Why doesn’t he talk to me? Why won’t he do the dishes? Is he cheating? The differences between men and women can be troublesome. The source of most conflict in relationships can usually be traced back to miscommunication. By looking at the differences between men and women, the role of body language in interaction and your own behavior, you can better understand the man in your life.
Consider the differences between the way men and women communicate. In her book “You Just Don’t Understand,” linguistic expert Deborah Tannen, Ph.D., states that men use language to show status while women use it to show connection. These differences surface at a young age and continue throughout our lifetime. A man who says he’s sorry, stops to ask for directions or gives in to his girlfriend or wife’s nagging is putting himself in a lower status position, which is why he avoids these situations.
Don’t interpret silence as a problem. Since women use language to develop a connection with people, it can be frustrating when your man answers the question, “How was your day?” with a simple, “Okay.” Most likely, he isn’t hiding anything. He just doesn’t use language the same way you do.
Pay attention to his body language. Studies by Albert Mehrabian and Ray Birdwhistell indicate that 65 percent of communication in a conversation occurs nonverbally. People want to say the right thing, but often have a difficult time suppressing their nonverbal expression. So, if he’s sending mixed messages, focus more on what he does rather than what he says. For example, your man might not say “I love you” frequently because he tells you in other ways.
Be conscious of your behavior. Aside from your looks and personality, other factors play a part in your man’s attraction to you. Showing that you appreciate someone through reinforcement and rewards is just as important as physical attraction, similarity and living in close proximity to each other. Oprah touched on this when she aired a segment on her show called “Why Men Cheat.” She interviewed marriage counselor M. Gary Neuman, who cited lack of appreciation at home as the biggest reason for infidelity.
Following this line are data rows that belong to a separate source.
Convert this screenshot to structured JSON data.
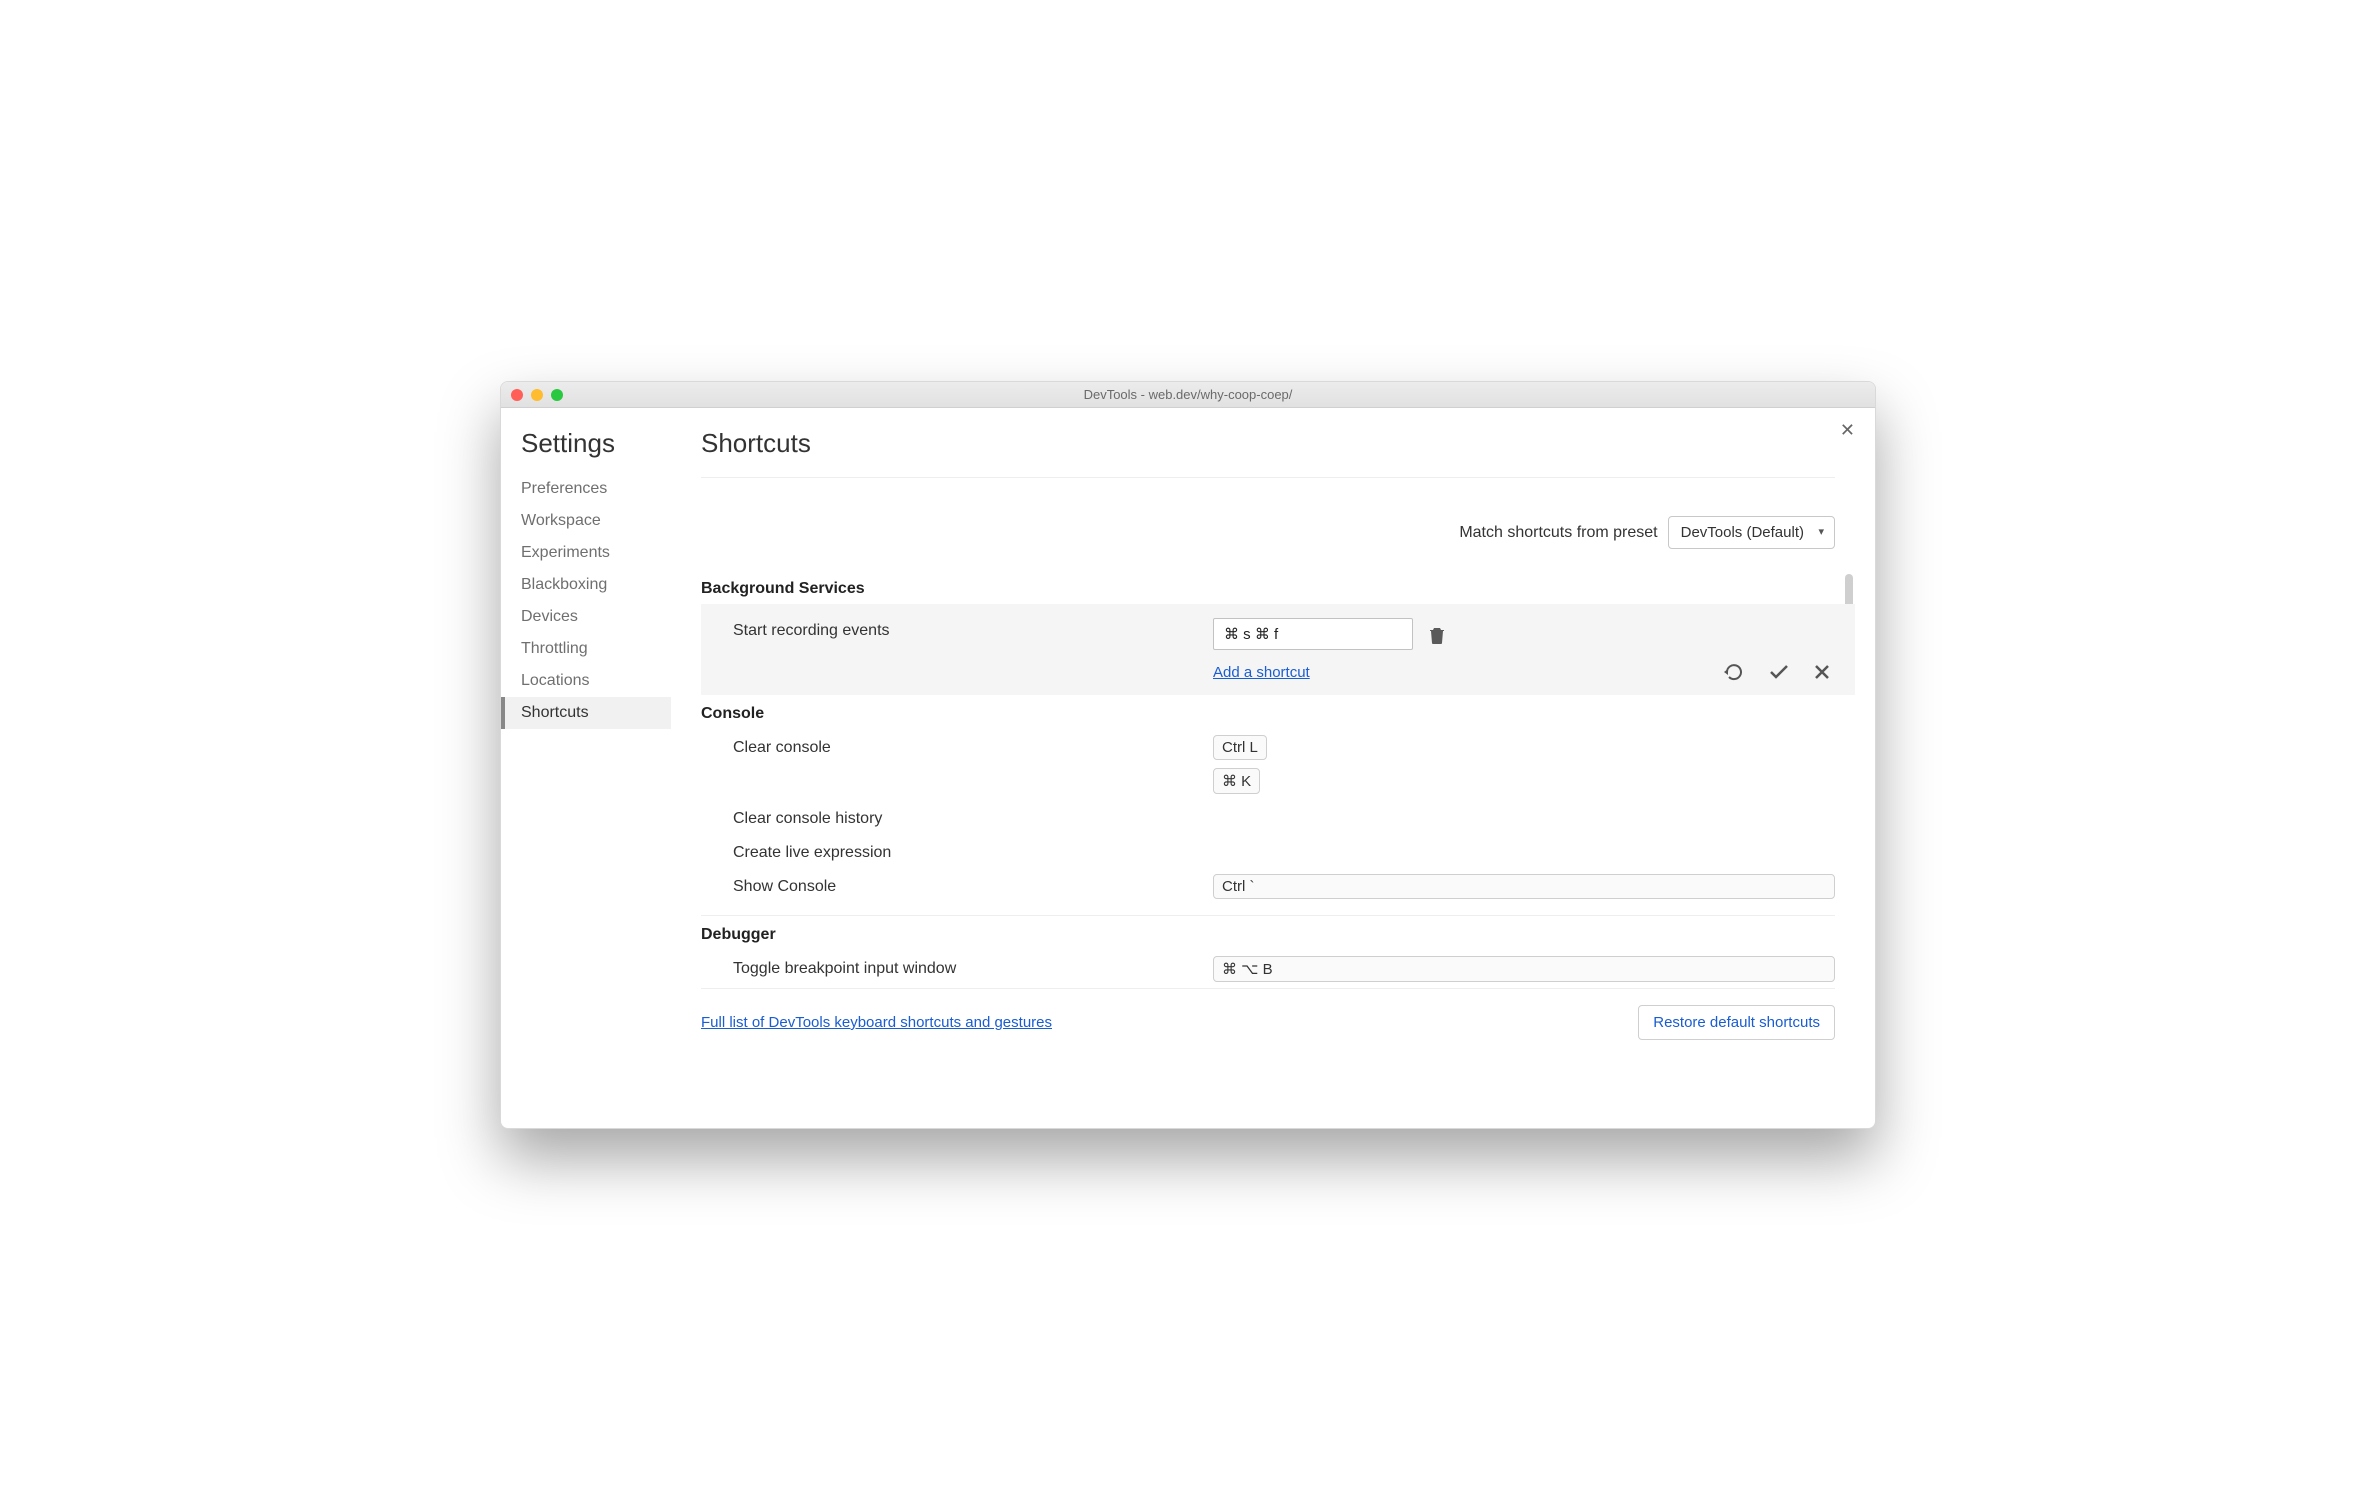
{
  "window": {
    "title": "DevTools - web.dev/why-coop-coep/"
  },
  "sidebar": {
    "heading": "Settings",
    "items": [
      "Preferences",
      "Workspace",
      "Experiments",
      "Blackboxing",
      "Devices",
      "Throttling",
      "Locations",
      "Shortcuts"
    ],
    "activeIndex": 7
  },
  "page": {
    "title": "Shortcuts"
  },
  "preset": {
    "label": "Match shortcuts from preset",
    "value": "DevTools (Default)"
  },
  "sections": {
    "bg": {
      "title": "Background Services",
      "row0": {
        "label": "Start recording events",
        "input": "⌘ s ⌘ f",
        "addLink": "Add a shortcut"
      }
    },
    "console": {
      "title": "Console",
      "r0": {
        "label": "Clear console",
        "k0": "Ctrl L",
        "k1": "⌘ K"
      },
      "r1": {
        "label": "Clear console history"
      },
      "r2": {
        "label": "Create live expression"
      },
      "r3": {
        "label": "Show Console",
        "k0": "Ctrl `"
      }
    },
    "debugger": {
      "title": "Debugger",
      "r0": {
        "label": "Toggle breakpoint input window",
        "k0": "⌘ ⌥ B"
      }
    }
  },
  "footer": {
    "link": "Full list of DevTools keyboard shortcuts and gestures",
    "restore": "Restore default shortcuts"
  }
}
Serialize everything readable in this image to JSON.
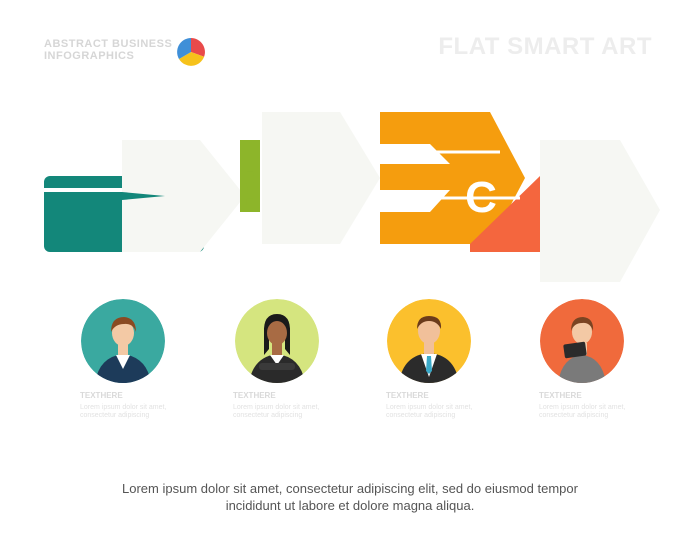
{
  "header": {
    "left_line1": "ABSTRACT BUSINESS",
    "left_line2": "INFOGRAPHICS",
    "right_title": "FLAT SMART ART"
  },
  "colors": {
    "teal": "#13877a",
    "green": "#8db52a",
    "orange": "#f59d0e",
    "coral": "#f4663e",
    "grey": "#f6f7f3"
  },
  "steps": [
    {
      "letter": "",
      "color": "#13877a",
      "icon": "person-circle-teal",
      "title": "TEXTHERE",
      "body_1": "Lorem ipsum dolor sit amet,",
      "body_2": "consectetur adipiscing"
    },
    {
      "letter": "!",
      "color": "#8db52a",
      "icon": "person-circle-green",
      "title": "TEXTHERE",
      "body_1": "Lorem ipsum dolor sit amet,",
      "body_2": "consectetur adipiscing"
    },
    {
      "letter": "C",
      "color": "#f59d0e",
      "icon": "person-circle-yellow",
      "title": "TEXTHERE",
      "body_1": "Lorem ipsum dolor sit amet,",
      "body_2": "consectetur adipiscing"
    },
    {
      "letter": "",
      "color": "#f4663e",
      "icon": "person-circle-coral",
      "title": "TEXTHERE",
      "body_1": "Lorem ipsum dolor sit amet,",
      "body_2": "consectetur adipiscing"
    }
  ],
  "footer": {
    "line1": "Lorem ipsum dolor sit amet, consectetur adipiscing elit, sed do eiusmod tempor",
    "line2": "incididunt ut labore et dolore magna aliqua."
  }
}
Be more direct. Tannen offers a classic example in her book about a woman who wants to stop for a drink during a car ride. She opens the conversation by asking her husband if he’s thirsty and wants to stop for a drink (trying to establish a connection by checking how he feels about stopping). He was not thirsty so he tells her no. Later she gets angry because she wanted to stop and feels he didn’t consider her feelings in the matter. He doesn’t understand why she didn’t just tell him what she wanted. To avoid a situation like this, be open about your feelings rather than hope he picks up on your hints. Chances are he cares, but is having a difficult time understanding you.